For anyone starting their business, the most common question they have to ask is, “when will you break even”? So, how to calculate the break-even point and what exactly does it mean in the business context?
Generating revenues the moment you start your business is not possible for any company. So whether it’s a small retail store or you are starting a wholesale business, you need to give your business some time to start generating revenues. The break-even point is when your business generates revenue that is equal to the cost of operation. In simple words, a break-even point helps a business know when will their products become profitable.
If your current revenues fall below the break-even point, it indicates a loss. If it goes above this figure, you are generating a profit. Now, the question is how to calculate the break-even point? Below we have listed the methods you can try to calculate the break-even point for your business. Let’s take a look:
Methods for Calculating the Break-Even Point
There are quite a few break-even point formulas that can help you find this figure for your business. Here are the most popular ones:
- Based on Units
You need fixed cost, variable cost, and the number of units sold for this formula. First things first, subtract the variable cost from the revenue you earn for every unit sold. Divide the result by the fixed cost, and you will get a break-even point for your business.
Variable cost includes the worker’s payroll, cost of materials, etc. Fixed cost is the price that remains the same regardless of the number of units sold. Here’s the formula:
Fixed cost / (Per Unit Revenue – Variable Cost) = Break-Even Point
- Based on Sales Dollars
For this method, you need to calculate the contribution margin, which is the product’s price minus variable cost. Once you have found the contribution margin, divide the fixed cost by this amount to get the break-even point. To understand the formula better, let us first understand each component included in both methods.
- Fixed Cost: It has nothing to do with the items sold. Fixed cost includes the fixed prices that you pay to the landlord, graphic designer, public relations service, and other services you need for an extended period.
- Contribution Margin: To calculate the contribution margin, you need to use the item’s selling price and variable cost. Then, deduct the variable cost from the item’s selling price. For example, if you sell a product for $100 and its variable cost is $30, your contribution margin is $70. This amount will be used to pay for the fixed cost, such as the rent or for computer and software systems. The amount left after you have paid the fixed cost from the contribution margin will be your net profit.
Now that you know the formula for calculating the contribution margin and the break-even point for your business, you can use it to decide how can you raise or lower the selling price or cut your expenses to go above the break-even point.
How You Can Use the Break-even Analysis?
Businesses use the break-even analysis to figure out the break-even point, however, it should not be confused with the final calculation. When you get the numbers, you might realize that you need to sell more products than you imagined in order to arrive at break-even. It is important for a business to find its break-even point and decide whether it should raise the prices of the products, cut costs, or implement both.
At this point, you also need to figure out if your products will sell in the market. Sure, you have got an estimate of the total number of products you are supposed to sell to start making a profit, but that does not guarantee you will be able to achieve the minimum-sales point.

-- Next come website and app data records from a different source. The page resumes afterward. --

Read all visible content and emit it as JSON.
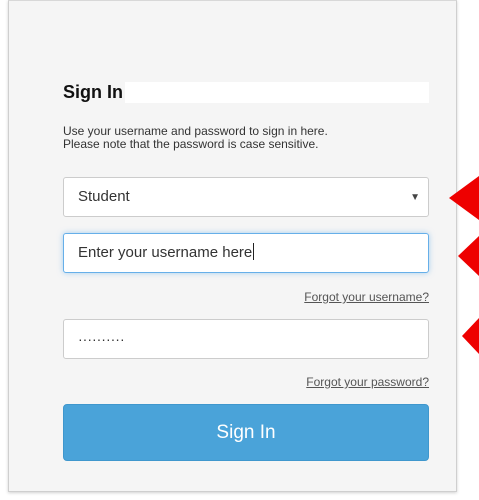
{
  "form": {
    "title": "Sign In",
    "instructions": [
      "Use your username and password to sign in here.",
      "Please note that the password is case sensitive."
    ],
    "role_select": {
      "value": "Student",
      "caret": "▼"
    },
    "username": {
      "value": "Enter your username here"
    },
    "forgot_username": "Forgot your username?",
    "password": {
      "masked_value": "··········"
    },
    "forgot_password": "Forgot your password?",
    "submit_label": "Sign In"
  },
  "annotations": {
    "arrow_color": "#ee0000",
    "arrow_count": 3
  },
  "colors": {
    "button": "#4aa3d9",
    "focus_border": "#66afe9",
    "panel_background": "#f5f5f5"
  }
}
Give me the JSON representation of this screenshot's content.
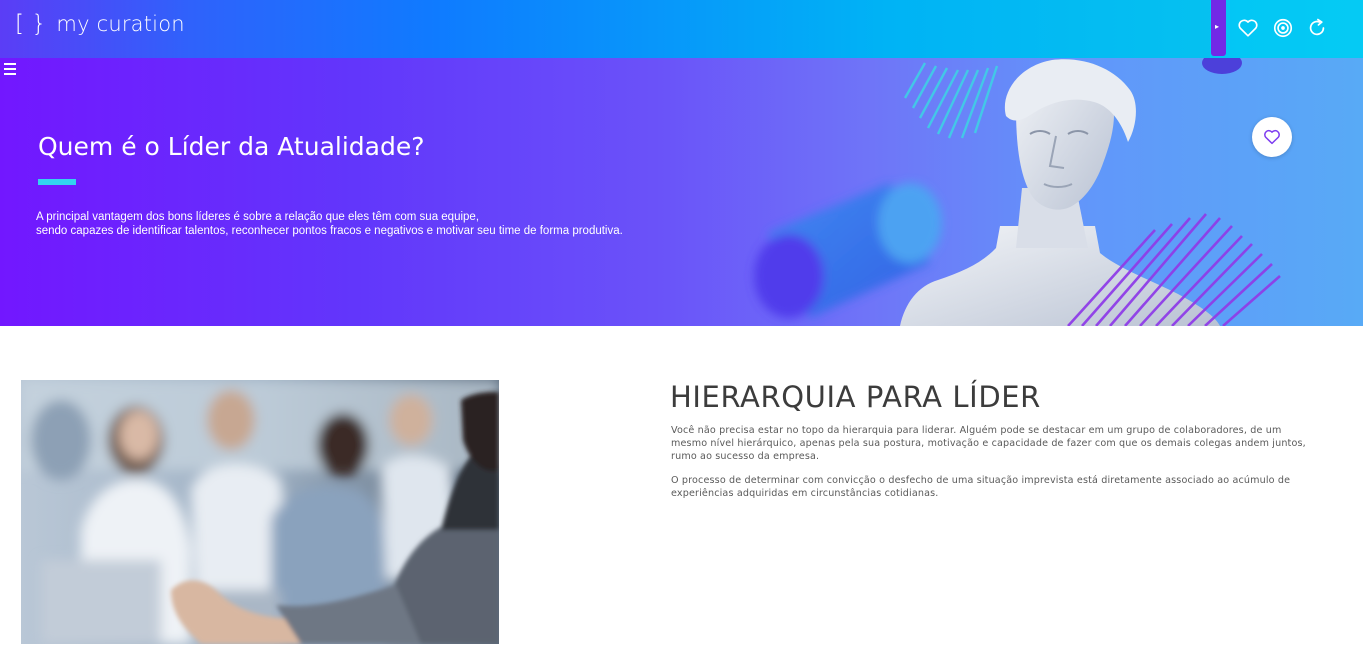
{
  "header": {
    "logo_brackets": "[ }",
    "logo_text": "my curation",
    "collapse_glyph": "▸",
    "icons": [
      "heart-icon",
      "target-icon",
      "refresh-icon"
    ]
  },
  "hero": {
    "menu_icon": "hamburger-menu-icon",
    "title": "Quem é o Líder da Atualidade?",
    "description_line1": "A principal vantagem dos bons líderes é sobre a relação que eles têm com sua equipe,",
    "description_line2": "sendo capazes de identificar talentos, reconhecer pontos fracos e negativos e motivar seu time de forma produtiva.",
    "favorite_icon": "heart-icon",
    "accent_color": "#33d3f0"
  },
  "section": {
    "title": "HIERARQUIA PARA LÍDER",
    "paragraph1": "Você não precisa estar no topo da hierarquia para liderar. Alguém pode se destacar em um grupo de colaboradores, de um mesmo nível hierárquico, apenas pela sua postura, motivação e capacidade de fazer com que os demais colegas andem juntos, rumo ao sucesso da empresa.",
    "paragraph2": "O processo de determinar com convicção o desfecho de uma situação imprevista está diretamente associado ao acúmulo de experiências adquiridas em circunstâncias cotidianas."
  },
  "colors": {
    "brand_purple": "#7229e6",
    "brand_blue": "#0f7bff",
    "brand_cyan": "#08c7ee",
    "heart_purple": "#7d3cf0"
  }
}
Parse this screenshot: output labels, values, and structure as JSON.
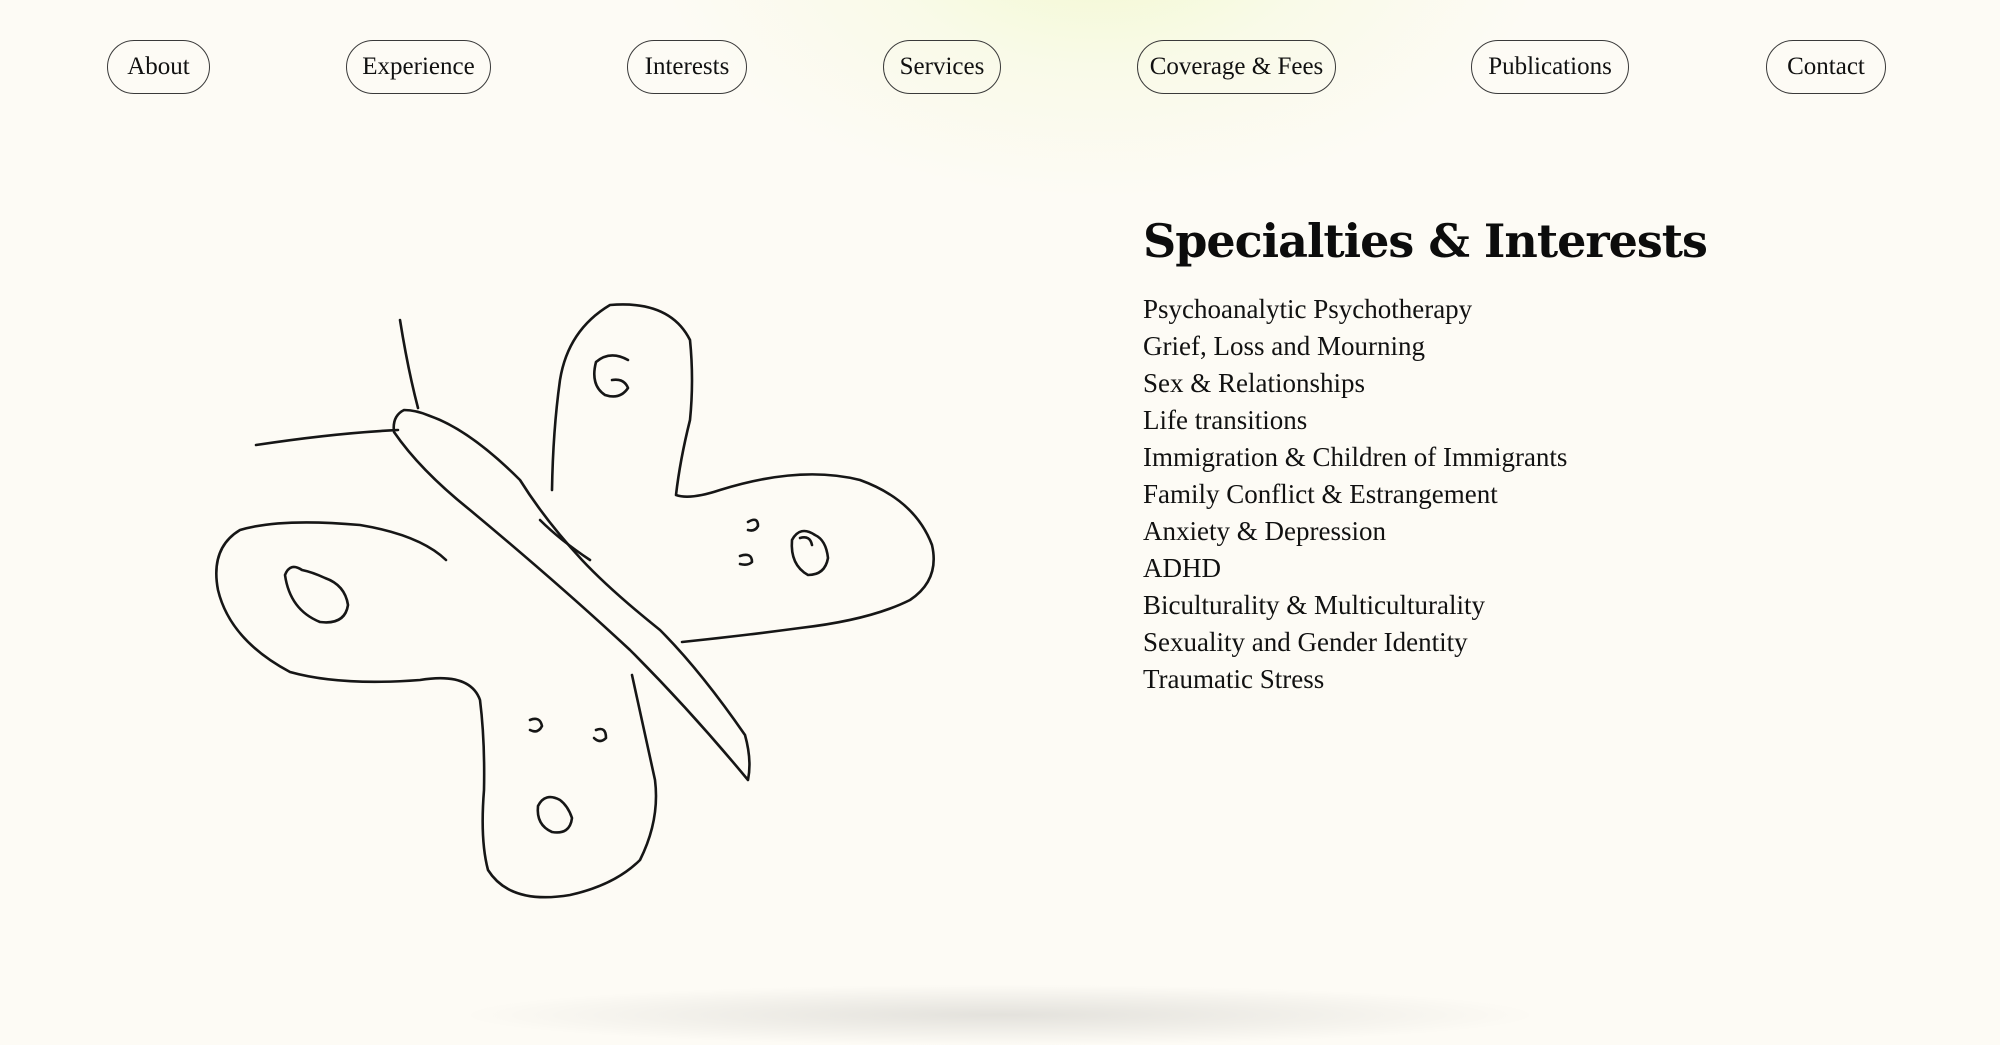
{
  "nav": {
    "items": [
      {
        "label": "About"
      },
      {
        "label": "Experience"
      },
      {
        "label": "Interests"
      },
      {
        "label": "Services"
      },
      {
        "label": "Coverage & Fees"
      },
      {
        "label": "Publications"
      },
      {
        "label": "Contact"
      }
    ]
  },
  "main": {
    "heading": "Specialties & Interests",
    "specialties": [
      "Psychoanalytic Psychotherapy",
      "Grief, Loss and Mourning",
      "Sex & Relationships",
      "Life transitions",
      "Immigration & Children of Immigrants",
      "Family Conflict & Estrangement",
      "Anxiety & Depression",
      "ADHD",
      "Biculturality & Multiculturality",
      "Sexuality and Gender Identity",
      "Traumatic Stress"
    ]
  },
  "illustration": {
    "icon": "butterfly-illustration"
  },
  "colors": {
    "background": "#fdfbf5",
    "glow": "#f0f8c8",
    "text": "#111111",
    "border": "#3a3a3a"
  }
}
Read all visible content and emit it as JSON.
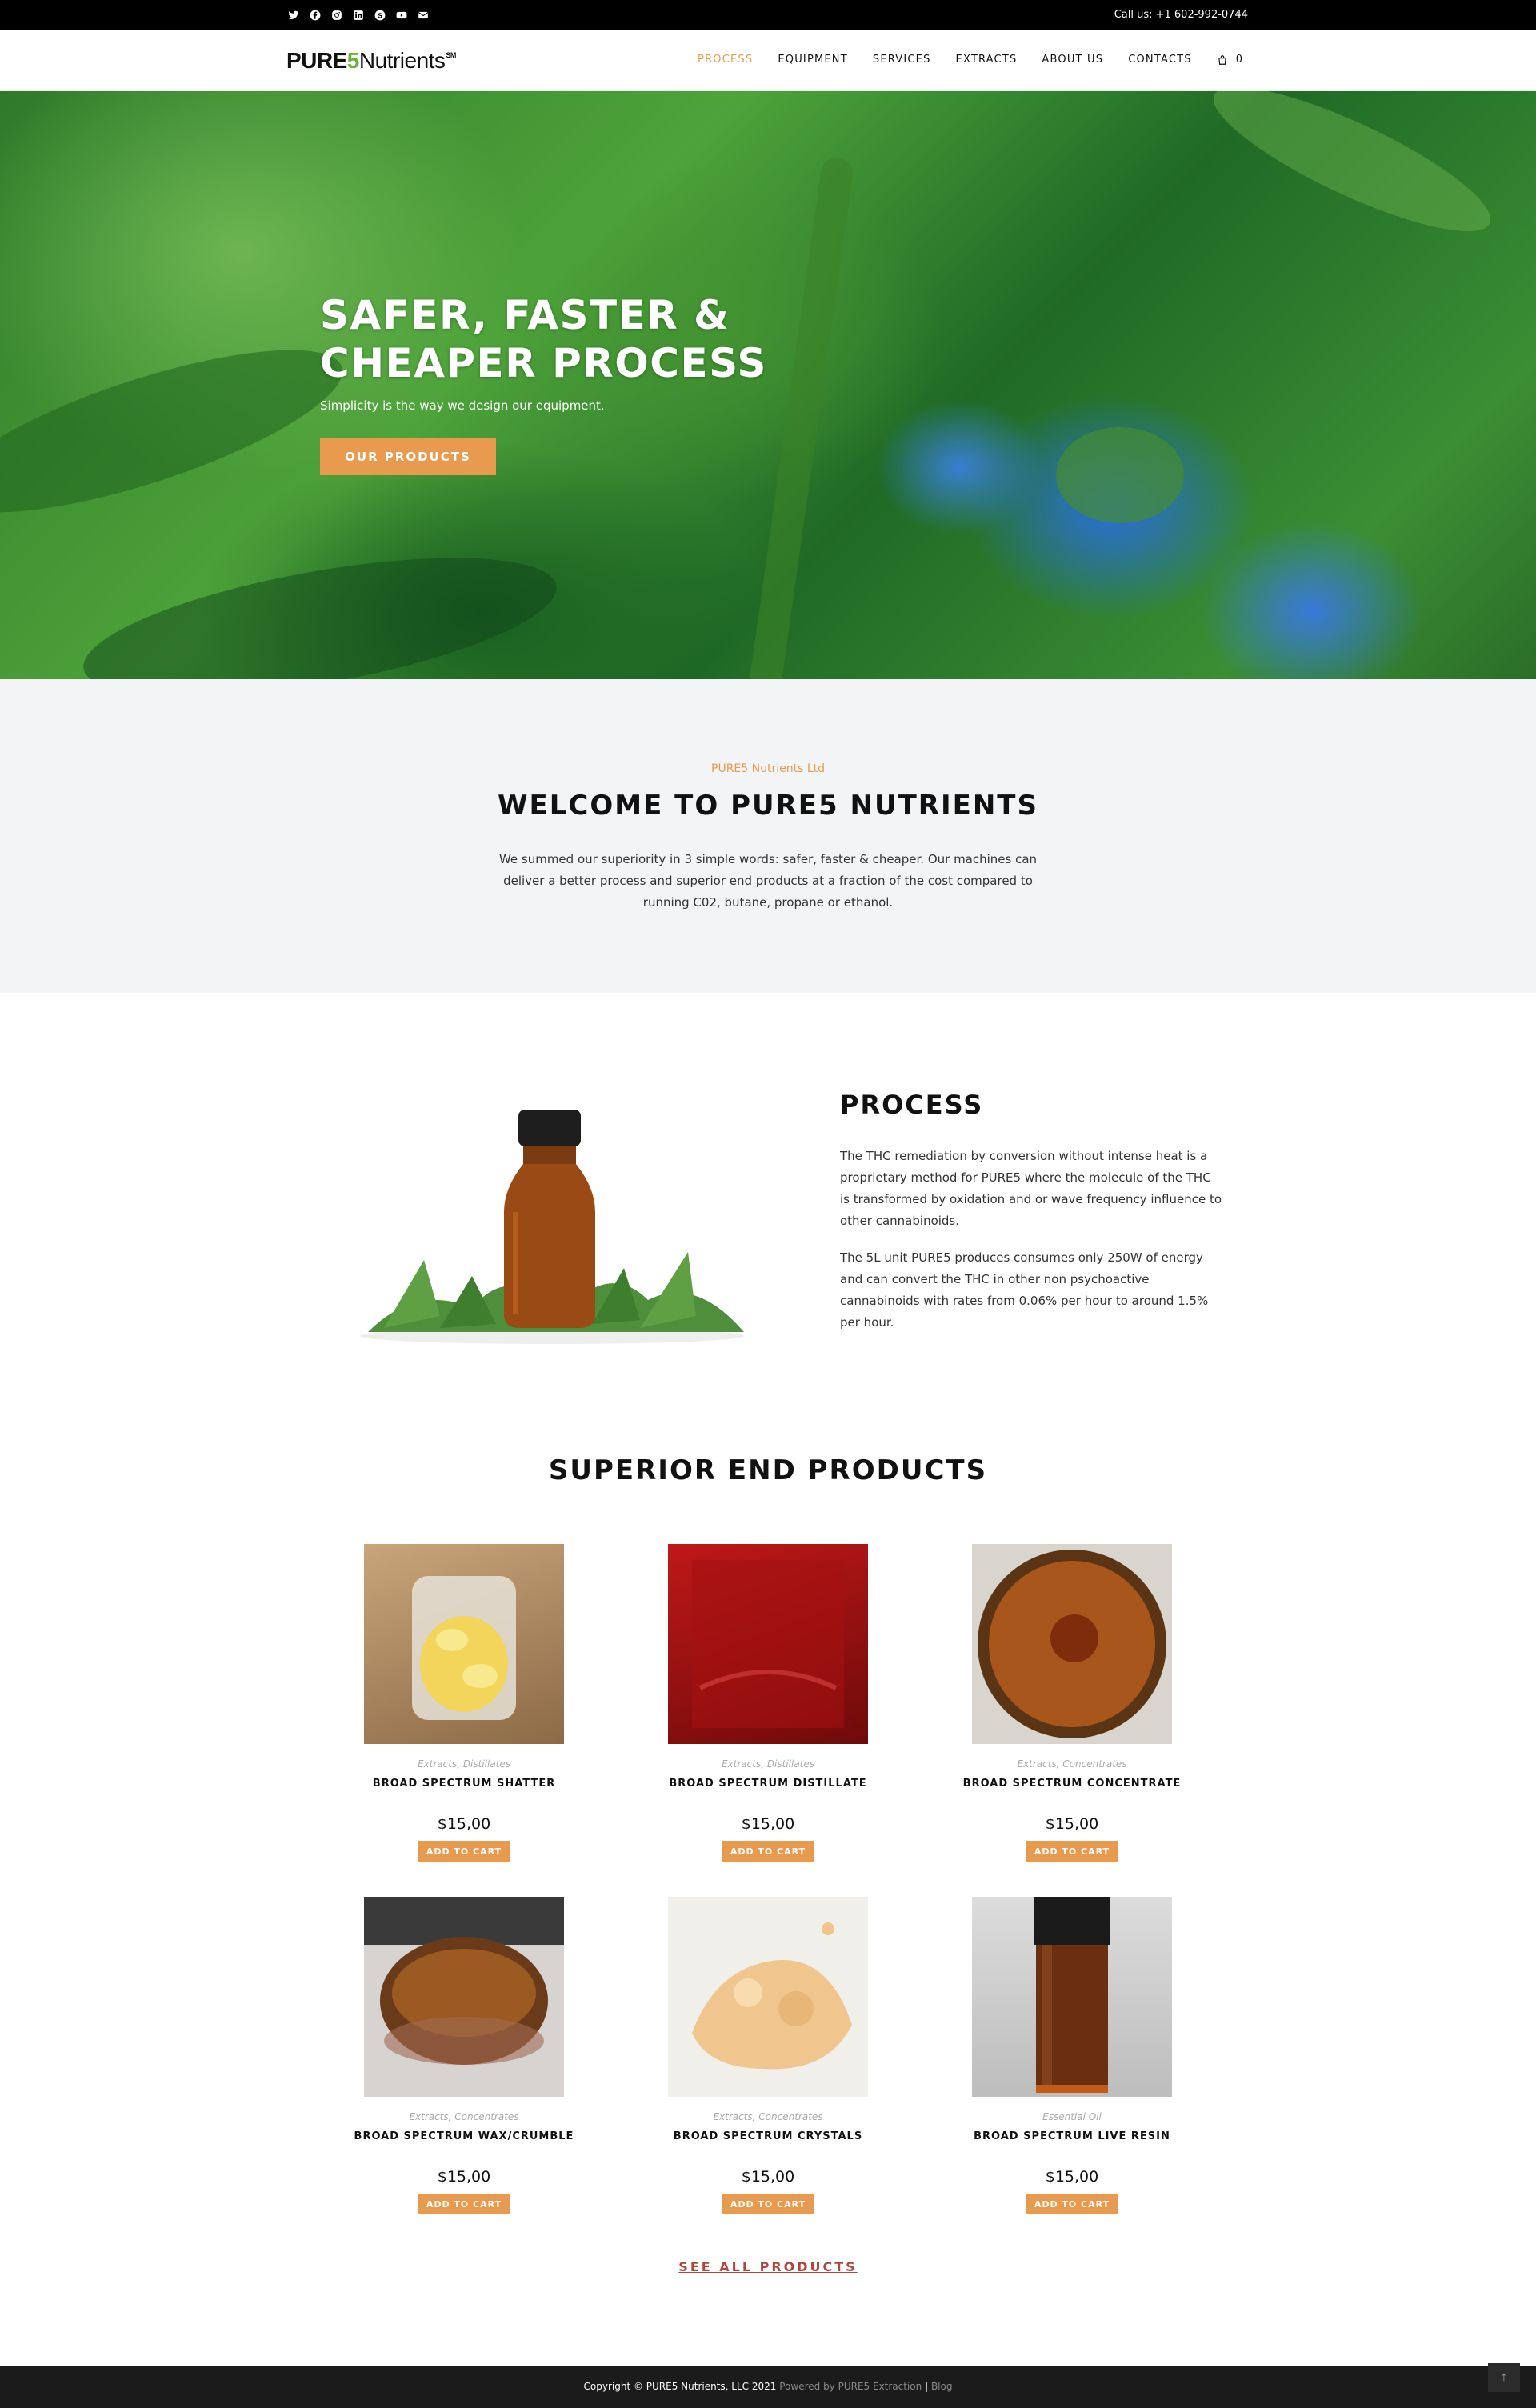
{
  "topbar": {
    "social_icons": [
      "twitter-icon",
      "facebook-icon",
      "instagram-icon",
      "linkedin-icon",
      "skype-icon",
      "youtube-icon",
      "envelope-icon"
    ],
    "call_us": "Call us: +1 602-992-0744"
  },
  "header": {
    "logo_bold": "PURE",
    "logo_five": "5",
    "logo_rest": "Nutrients",
    "logo_sm": "SM",
    "nav": [
      {
        "label": "PROCESS",
        "active": true
      },
      {
        "label": "EQUIPMENT",
        "active": false
      },
      {
        "label": "SERVICES",
        "active": false
      },
      {
        "label": "EXTRACTS",
        "active": false
      },
      {
        "label": "ABOUT US",
        "active": false
      },
      {
        "label": "CONTACTS",
        "active": false
      }
    ],
    "cart_count": "0"
  },
  "hero": {
    "title_line1": "SAFER, FASTER &",
    "title_line2": "CHEAPER PROCESS",
    "subtitle": "Simplicity is the way we design our equipment.",
    "button": "OUR PRODUCTS"
  },
  "welcome": {
    "eyebrow": "PURE5 Nutrients Ltd",
    "title": "WELCOME TO PURE5 NUTRIENTS",
    "text": "We summed our superiority in 3 simple words: safer, faster & cheaper. Our machines can deliver a better process and superior end products at a fraction of the cost compared to running C02, butane, propane or ethanol."
  },
  "process": {
    "title": "PROCESS",
    "p1": "The THC remediation by conversion without intense heat is a proprietary method for PURE5 where the molecule of the THC is transformed by oxidation and or wave frequency influence to other cannabinoids.",
    "p2": "The 5L unit PURE5 produces consumes only 250W of energy and can convert the THC in other non psychoactive cannabinoids with rates from 0.06% per hour to around 1.5% per hour."
  },
  "products": {
    "title": "SUPERIOR END PRODUCTS",
    "items": [
      {
        "cats": "Extracts, Distillates",
        "name": "BROAD SPECTRUM SHATTER",
        "price": "$15,00",
        "button": "ADD TO CART"
      },
      {
        "cats": "Extracts, Distillates",
        "name": "BROAD SPECTRUM DISTILLATE",
        "price": "$15,00",
        "button": "ADD TO CART"
      },
      {
        "cats": "Extracts, Concentrates",
        "name": "BROAD SPECTRUM CONCENTRATE",
        "price": "$15,00",
        "button": "ADD TO CART"
      },
      {
        "cats": "Extracts, Concentrates",
        "name": "BROAD SPECTRUM WAX/CRUMBLE",
        "price": "$15,00",
        "button": "ADD TO CART"
      },
      {
        "cats": "Extracts, Concentrates",
        "name": "BROAD SPECTRUM CRYSTALS",
        "price": "$15,00",
        "button": "ADD TO CART"
      },
      {
        "cats": "Essential Oil",
        "name": "BROAD SPECTRUM LIVE RESIN",
        "price": "$15,00",
        "button": "ADD TO CART"
      }
    ],
    "see_all": "SEE ALL PRODUCTS"
  },
  "footer": {
    "copyright": "Copyright © PURE5 Nutrients, LLC 2021",
    "powered": "Powered by PURE5 Extraction",
    "sep": "|",
    "blog": "Blog"
  },
  "colors": {
    "accent": "#e89a4e",
    "logo_green": "#6bb23c",
    "link_red": "#b0473f",
    "topbar": "#000000",
    "footer": "#1b1b1b"
  }
}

It is better to conduct the break-even analysis for your business using the above formulas before you start your business. It will give you insights into the total variable cost, fixed cost, estimated revenue, and financial risk involved. To put it in simple terms, the break-even analysis gives you a clear picture of whether your business idea is worth it and how long will it take to make your business profitable. For those with an established organization, you should conduct the break-even analysis at the time of launching a new range of products and services. Before you bring any new product to the market, calculate the break-even point to know whether it is worth it.
How Can a Business Use the Break-even Point in their Regular Operations?
You don’t only need the break-even analysis when getting started with your business, but this calculation is needed for many business operations.
For example, if your recent break-even analysis shows that you have priced your items too low and that’s why you are unable to attain the break-even value, then it’s a sign you need to raise the prices. Similarly, if you are paying too much for the raw materials, find ways to lower this price without compromising on the product quality. You can shop around different vendors to find the same raw materials at the lowest price or ask for a discount. The vendors are highly likely to negotiate the deal if you buy raw materials in bulk. If not, you always have the option of switching to another vendor.
Break-even analysis also helps you with planning. When you are planning to expand your business on a global level or open a branch of your company in a new city, you can use the break-even analysis to identify the estimated sales and revenues you need for your expansion project. Similarly, when you are launching something new, always conduct a break-even analysis first.
ConclusionUse the break-even point formula listed above to understand the break-even point of your business. Based on this, you can raise your prices and lower the expenses to reach the break-even point smoothly.